·         34 SGOs have been secured in the last 6 months leading to permanence for looked after children, 90 SGOs have been secured in the last 12 months.

Placements with Parents There were currently 51 children placed with parent.  39 of these children are subject to a full Care Order. All are tracked by Permanence Monitoring Group through to revocation of Care Order. 

·         In September 2020 there were 99 children living at home and subject to a Care Order.  This has reduced to 51 children in September 2021.  This is 51.5% reduction.  6 children ceased to be looked after  ...  view the full minutes text for item 21/37


Independent Reviewing Officer (IRO) Annual Report pdf icon PDF 2 MB


Siobhan Davies, Principal Social Worker & Service Manager will present the IRO Annual report to the Board.




The Interim Principe Social Worker was in attendance to provide an overview of the Independent reviewing officers’ (IRO’s) annual report.


The report was a statutory requirement and provided information on the Independent Reviewing Officers (IROs) and their contribution to improving outcomes for children in care, care leavers. In Middlesbrough the IROs have a dual role and therefore the report included those children subject to a Protection Plan. The report focuses on the reporting year April 2020 to March 2021.


. The statutory duties of the IRO are set out in Section 25B (1) Children Act 1989;


·         Monitor the performance by the Local Authority of their functions in relation to the child’s case;

·         Participate in any review of the child’s case;

·         Ensure that any ascertained wishes and feelings of the child concerning the case are given due consideration by the appropriate authority; and

·         Perform any other function which is prescribed in Care Planning Regulations.

There are two clear and separate aspects of the function of an IRO:


1.    Chairing the child’s review; and

2.    Monitoring the child’s case on an ongoing basis.

In Middlesbrough there are 14 IROs overseen by 2 team managers. The service has increased in capacity.


Over the year period, there has been a significant demand on the service. As the IRO’s have a dual role, there was also a demand and there was a larger number of children requiring a child protection plan and therefore the caseloads for an IRO increased to just over 100 during the reporting period.


This has been addressed by introducing the team managers and there is additional agency staff to reduce the number of children per IRO.


The report was based on - If Middlesbrough was a village of 100 population, what would that mean for our children, in terms of number and performance and what does that performance mean for our children?


The Officer provided the Board with key messages about children in care and what the quality assurance tells us about children in care, all details were included within the report.



In terms of improvements for children in care, the service wishes to:


·         Ensure children to have plans of permanence as early as possible, and to be part of developing their own plan.

·         That all children (at least 95%) to be seen before their review by their IRO, as well as keeping in touch between reviews to make sure that children and young people benefit from having a relationship with their IRO. For children who are not living in their forever home, this should be more often so that the IRO knows that the plan for the child is progressing, and if it’s not, then this can be addressed as soon as possible.

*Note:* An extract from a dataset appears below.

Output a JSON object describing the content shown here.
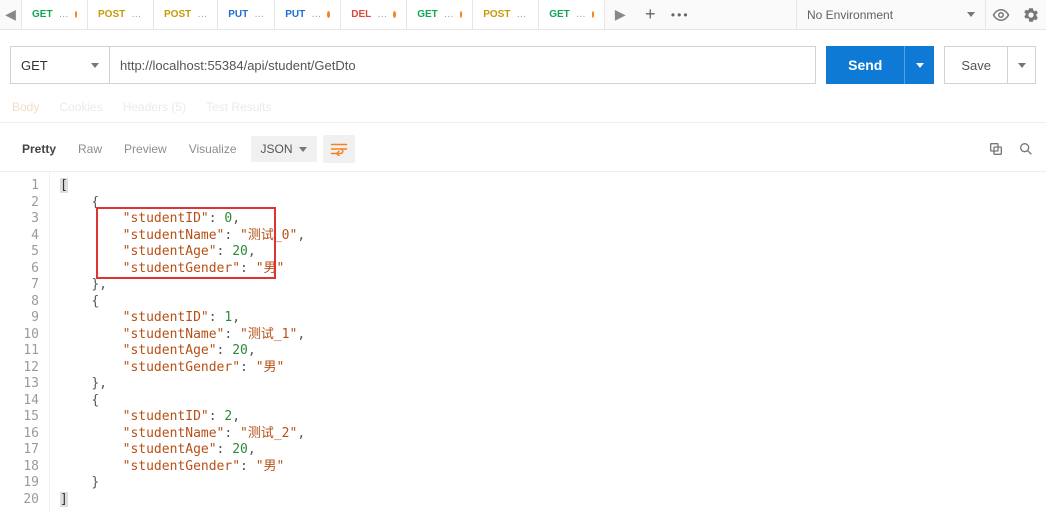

·         That IROs to raise issues (using the Issues Resolution Process) when there are concerns about the timeliness and quality of all plans for children, this includes care plans for permanence, EHCPs, PEPs and Health plans.

·         IROs will be working on making sure everyone who cares for the  ...  view the full minutes text for item 21/38


Any other urgent items which in the opinion of the Chair, may be considered.

Any other urgent items which in the opinion of the Chair, may be considered.


Foster Carers and social workers


The Chair addressed the public advising that if anyone wished to become a foster carer or social worker to please contact Middlesbrough Council.